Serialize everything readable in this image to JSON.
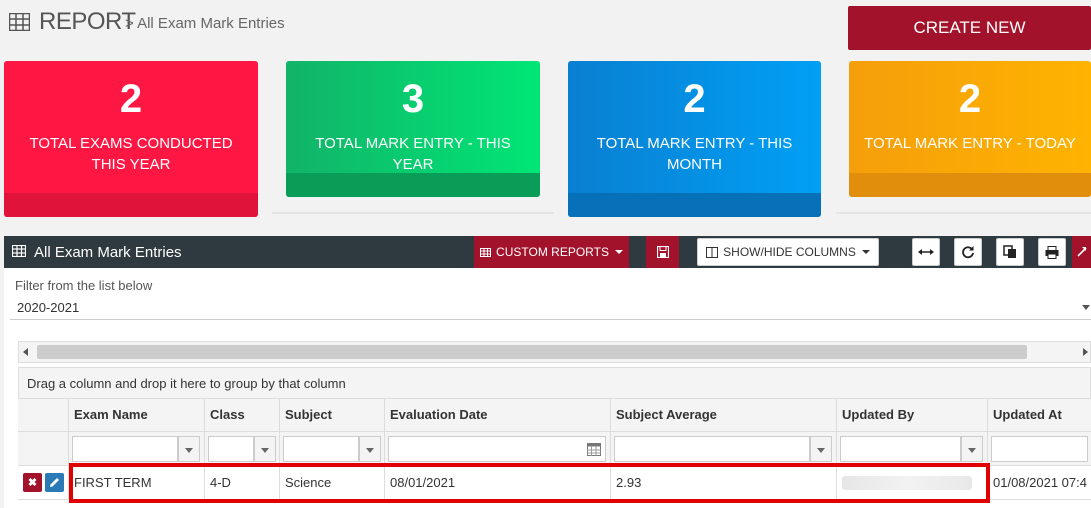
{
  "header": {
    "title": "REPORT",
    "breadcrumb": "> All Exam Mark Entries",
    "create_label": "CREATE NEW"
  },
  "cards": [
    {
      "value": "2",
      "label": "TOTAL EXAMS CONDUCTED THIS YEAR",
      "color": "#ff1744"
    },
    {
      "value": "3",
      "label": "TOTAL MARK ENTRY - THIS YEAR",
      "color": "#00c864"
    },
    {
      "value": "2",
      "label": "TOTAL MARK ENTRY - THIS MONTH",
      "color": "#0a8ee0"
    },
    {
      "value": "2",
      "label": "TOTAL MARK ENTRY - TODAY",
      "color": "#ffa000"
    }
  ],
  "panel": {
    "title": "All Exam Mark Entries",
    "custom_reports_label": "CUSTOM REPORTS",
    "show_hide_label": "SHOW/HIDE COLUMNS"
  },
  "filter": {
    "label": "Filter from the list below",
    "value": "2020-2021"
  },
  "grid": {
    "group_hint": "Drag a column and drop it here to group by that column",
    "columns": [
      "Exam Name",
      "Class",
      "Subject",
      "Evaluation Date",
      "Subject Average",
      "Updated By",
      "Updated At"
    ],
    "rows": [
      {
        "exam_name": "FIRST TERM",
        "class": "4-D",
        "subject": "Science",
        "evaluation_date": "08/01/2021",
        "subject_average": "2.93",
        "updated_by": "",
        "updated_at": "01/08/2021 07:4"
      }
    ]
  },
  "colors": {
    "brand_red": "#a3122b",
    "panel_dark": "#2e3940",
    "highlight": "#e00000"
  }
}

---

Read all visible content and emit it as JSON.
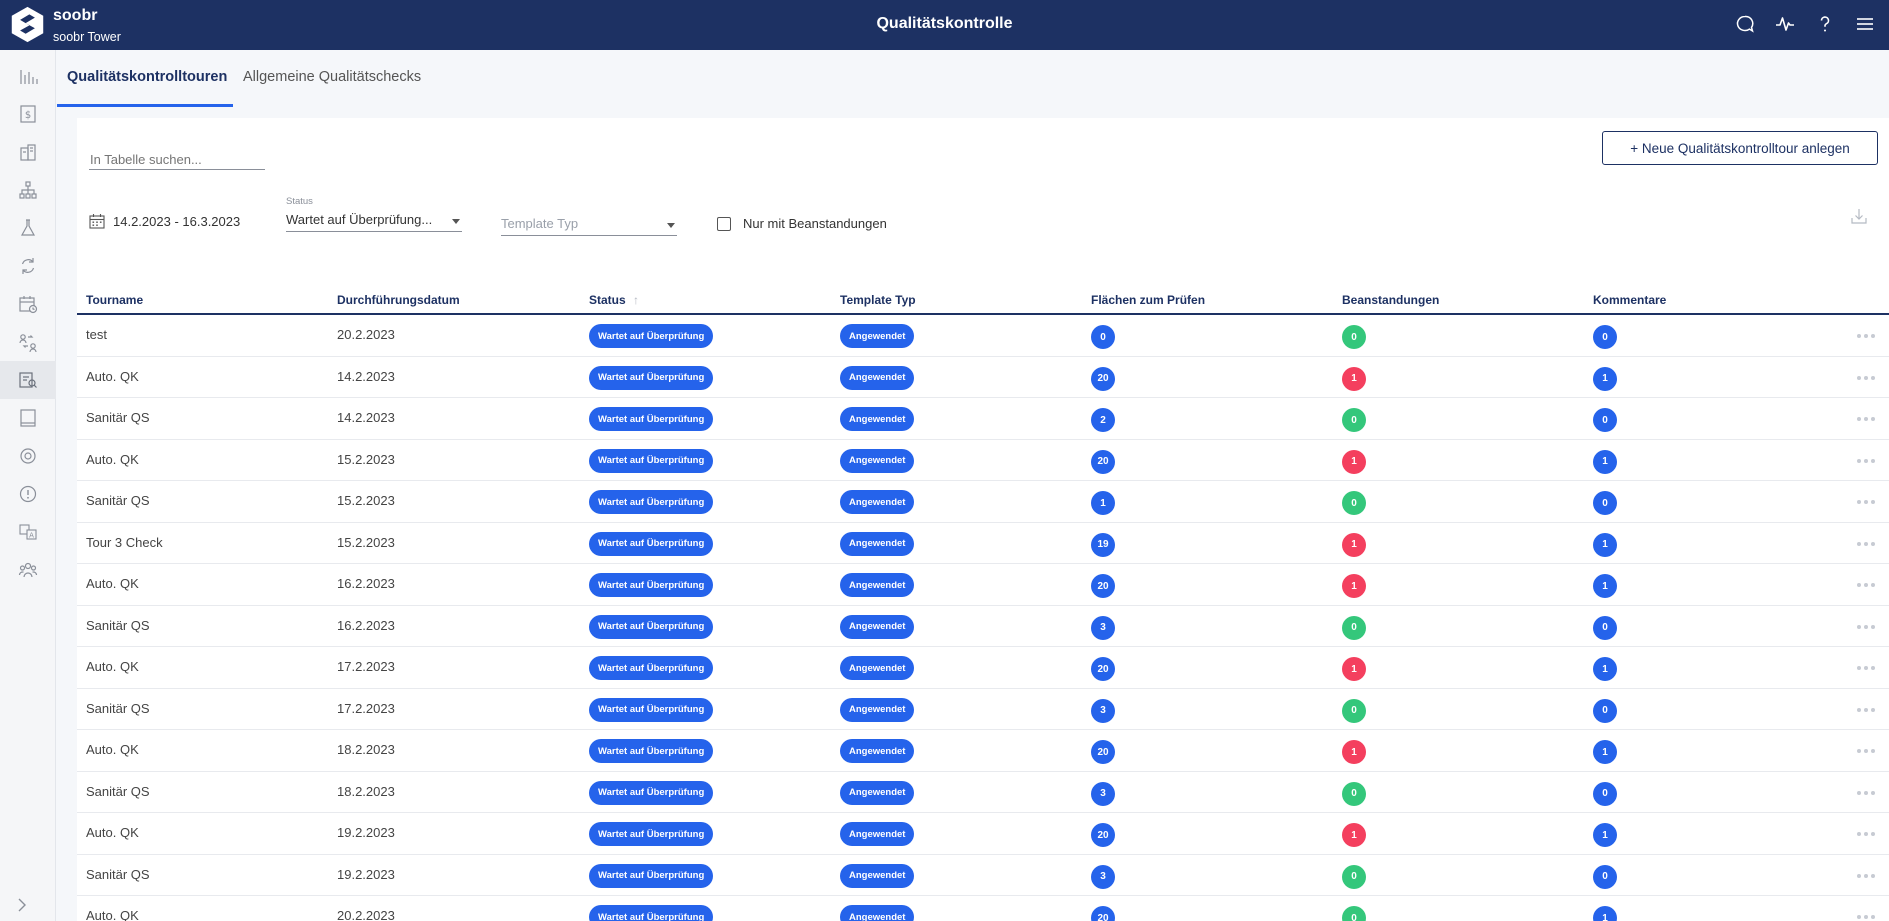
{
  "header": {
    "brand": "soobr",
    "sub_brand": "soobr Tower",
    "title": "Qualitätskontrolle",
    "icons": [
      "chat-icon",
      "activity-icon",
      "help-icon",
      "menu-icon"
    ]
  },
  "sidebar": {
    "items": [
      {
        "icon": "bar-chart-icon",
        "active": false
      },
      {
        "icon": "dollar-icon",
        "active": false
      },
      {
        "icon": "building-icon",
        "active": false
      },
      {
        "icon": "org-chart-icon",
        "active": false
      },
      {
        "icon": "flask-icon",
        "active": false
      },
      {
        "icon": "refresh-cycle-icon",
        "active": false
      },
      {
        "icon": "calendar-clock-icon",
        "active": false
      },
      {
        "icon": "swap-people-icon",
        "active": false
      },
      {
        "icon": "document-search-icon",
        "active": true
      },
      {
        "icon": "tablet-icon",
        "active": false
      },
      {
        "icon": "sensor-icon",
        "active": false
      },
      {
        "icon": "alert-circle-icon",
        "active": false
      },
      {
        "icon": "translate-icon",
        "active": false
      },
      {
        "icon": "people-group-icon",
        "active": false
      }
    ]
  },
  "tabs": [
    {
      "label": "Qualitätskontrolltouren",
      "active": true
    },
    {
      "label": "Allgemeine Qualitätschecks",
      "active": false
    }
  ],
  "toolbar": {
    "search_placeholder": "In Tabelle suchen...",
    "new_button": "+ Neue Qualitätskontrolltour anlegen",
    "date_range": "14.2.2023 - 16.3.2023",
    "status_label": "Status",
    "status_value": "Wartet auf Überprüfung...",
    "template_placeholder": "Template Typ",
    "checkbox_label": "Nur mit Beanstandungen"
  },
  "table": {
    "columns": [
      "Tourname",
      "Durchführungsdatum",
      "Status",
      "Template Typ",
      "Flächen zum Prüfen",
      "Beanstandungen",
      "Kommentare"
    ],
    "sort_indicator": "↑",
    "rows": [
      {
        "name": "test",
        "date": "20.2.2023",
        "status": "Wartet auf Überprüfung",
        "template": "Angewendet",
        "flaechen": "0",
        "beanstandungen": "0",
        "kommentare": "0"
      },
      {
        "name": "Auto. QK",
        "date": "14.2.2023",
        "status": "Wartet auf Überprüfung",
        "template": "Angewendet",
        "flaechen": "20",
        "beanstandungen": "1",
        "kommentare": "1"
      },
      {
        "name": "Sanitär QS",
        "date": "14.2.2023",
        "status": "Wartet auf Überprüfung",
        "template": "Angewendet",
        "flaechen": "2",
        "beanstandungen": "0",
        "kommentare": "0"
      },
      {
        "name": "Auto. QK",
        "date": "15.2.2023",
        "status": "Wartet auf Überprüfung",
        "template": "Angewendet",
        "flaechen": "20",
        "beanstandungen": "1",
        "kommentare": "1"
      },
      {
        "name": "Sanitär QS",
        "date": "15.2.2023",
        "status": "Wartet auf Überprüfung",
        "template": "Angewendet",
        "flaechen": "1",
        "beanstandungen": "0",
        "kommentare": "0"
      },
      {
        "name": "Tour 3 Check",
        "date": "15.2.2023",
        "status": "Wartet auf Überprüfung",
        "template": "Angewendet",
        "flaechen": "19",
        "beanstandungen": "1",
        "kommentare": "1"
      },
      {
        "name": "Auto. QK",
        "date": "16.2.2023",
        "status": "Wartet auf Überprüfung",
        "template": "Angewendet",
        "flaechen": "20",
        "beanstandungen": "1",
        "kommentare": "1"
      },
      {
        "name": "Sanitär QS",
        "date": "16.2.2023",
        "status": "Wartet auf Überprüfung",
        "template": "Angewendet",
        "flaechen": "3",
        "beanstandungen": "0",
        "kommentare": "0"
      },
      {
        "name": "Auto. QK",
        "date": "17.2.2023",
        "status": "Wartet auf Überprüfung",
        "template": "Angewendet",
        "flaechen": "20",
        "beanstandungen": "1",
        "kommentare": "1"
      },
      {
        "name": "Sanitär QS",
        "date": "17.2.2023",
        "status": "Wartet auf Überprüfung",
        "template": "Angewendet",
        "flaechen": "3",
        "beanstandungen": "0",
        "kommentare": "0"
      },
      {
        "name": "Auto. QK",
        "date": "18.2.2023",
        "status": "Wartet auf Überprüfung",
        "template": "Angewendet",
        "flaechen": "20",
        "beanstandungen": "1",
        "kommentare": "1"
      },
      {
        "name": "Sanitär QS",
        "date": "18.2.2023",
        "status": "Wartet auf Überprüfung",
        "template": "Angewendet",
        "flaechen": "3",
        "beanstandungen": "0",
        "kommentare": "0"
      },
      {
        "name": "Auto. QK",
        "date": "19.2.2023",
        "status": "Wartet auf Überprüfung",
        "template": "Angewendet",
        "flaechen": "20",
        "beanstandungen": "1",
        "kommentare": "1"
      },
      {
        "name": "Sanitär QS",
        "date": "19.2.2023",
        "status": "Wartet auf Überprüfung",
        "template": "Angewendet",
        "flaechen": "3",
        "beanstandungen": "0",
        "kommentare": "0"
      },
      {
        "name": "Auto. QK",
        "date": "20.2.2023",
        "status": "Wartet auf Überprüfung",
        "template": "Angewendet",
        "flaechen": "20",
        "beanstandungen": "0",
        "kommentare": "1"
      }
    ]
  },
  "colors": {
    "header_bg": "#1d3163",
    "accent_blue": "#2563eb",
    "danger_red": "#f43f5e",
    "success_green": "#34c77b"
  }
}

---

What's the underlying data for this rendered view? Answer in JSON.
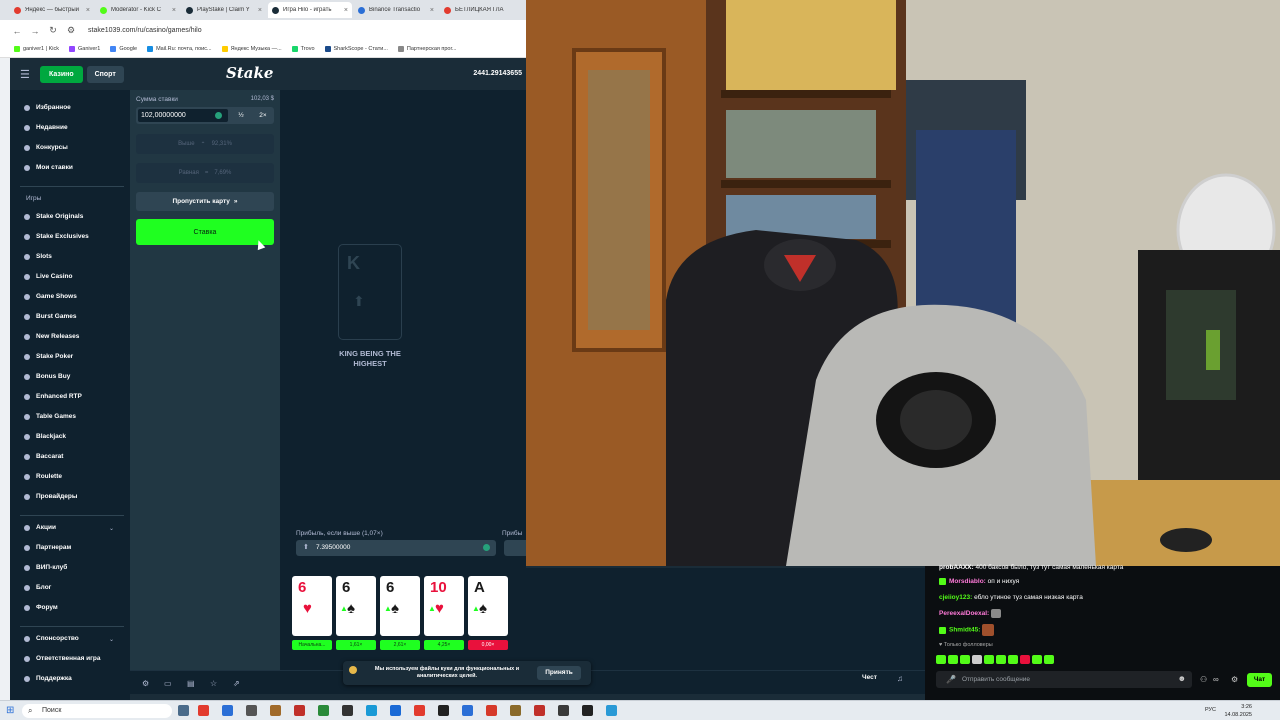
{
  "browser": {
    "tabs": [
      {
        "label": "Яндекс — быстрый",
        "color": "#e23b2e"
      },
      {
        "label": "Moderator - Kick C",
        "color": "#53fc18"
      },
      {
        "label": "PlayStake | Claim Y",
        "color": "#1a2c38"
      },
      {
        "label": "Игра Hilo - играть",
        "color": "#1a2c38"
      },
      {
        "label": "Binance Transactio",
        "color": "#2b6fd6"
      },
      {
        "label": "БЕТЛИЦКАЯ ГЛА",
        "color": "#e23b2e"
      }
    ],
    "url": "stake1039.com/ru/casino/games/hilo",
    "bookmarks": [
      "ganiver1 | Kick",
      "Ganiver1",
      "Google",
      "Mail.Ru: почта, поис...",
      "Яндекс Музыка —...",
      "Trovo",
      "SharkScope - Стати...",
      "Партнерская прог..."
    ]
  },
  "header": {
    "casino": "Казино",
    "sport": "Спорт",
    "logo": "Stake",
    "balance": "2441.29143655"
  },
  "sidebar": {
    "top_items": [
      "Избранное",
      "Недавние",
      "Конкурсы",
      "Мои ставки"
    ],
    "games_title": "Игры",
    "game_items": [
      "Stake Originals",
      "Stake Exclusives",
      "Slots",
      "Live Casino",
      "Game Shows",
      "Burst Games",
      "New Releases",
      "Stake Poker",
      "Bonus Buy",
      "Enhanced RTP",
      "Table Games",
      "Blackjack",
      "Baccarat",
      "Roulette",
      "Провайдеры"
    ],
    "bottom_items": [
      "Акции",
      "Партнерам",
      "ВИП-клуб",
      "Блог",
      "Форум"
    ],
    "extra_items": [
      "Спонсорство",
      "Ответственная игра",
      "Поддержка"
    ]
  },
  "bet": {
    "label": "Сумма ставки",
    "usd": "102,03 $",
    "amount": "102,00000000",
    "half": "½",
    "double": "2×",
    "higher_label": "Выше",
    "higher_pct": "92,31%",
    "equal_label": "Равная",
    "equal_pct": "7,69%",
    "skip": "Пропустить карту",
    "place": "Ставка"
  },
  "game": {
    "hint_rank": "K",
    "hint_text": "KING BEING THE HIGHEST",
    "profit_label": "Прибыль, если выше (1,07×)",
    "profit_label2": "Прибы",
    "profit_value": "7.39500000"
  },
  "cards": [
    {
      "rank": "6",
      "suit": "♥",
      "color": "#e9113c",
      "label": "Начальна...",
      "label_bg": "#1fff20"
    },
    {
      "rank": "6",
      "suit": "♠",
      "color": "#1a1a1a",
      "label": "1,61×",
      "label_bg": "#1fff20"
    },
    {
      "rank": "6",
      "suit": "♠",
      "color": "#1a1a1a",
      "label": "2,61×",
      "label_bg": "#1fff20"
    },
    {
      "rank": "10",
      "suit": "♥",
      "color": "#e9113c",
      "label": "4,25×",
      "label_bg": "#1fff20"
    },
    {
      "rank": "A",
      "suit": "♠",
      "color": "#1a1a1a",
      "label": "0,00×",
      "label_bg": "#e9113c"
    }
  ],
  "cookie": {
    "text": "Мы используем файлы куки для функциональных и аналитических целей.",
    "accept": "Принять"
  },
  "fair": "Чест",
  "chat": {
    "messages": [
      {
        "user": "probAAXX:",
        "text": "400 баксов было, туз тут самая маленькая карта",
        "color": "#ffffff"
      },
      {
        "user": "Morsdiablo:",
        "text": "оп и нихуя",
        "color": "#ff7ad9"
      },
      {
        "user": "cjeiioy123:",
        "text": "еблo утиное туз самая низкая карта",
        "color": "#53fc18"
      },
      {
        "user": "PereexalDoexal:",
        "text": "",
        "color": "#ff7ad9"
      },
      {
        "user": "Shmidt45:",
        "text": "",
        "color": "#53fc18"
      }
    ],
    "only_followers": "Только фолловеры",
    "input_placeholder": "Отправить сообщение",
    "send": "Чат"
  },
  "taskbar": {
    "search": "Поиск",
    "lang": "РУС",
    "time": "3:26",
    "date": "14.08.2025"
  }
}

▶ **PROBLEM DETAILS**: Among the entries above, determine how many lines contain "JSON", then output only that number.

▶ **EXERCISE OUTPUT**: 3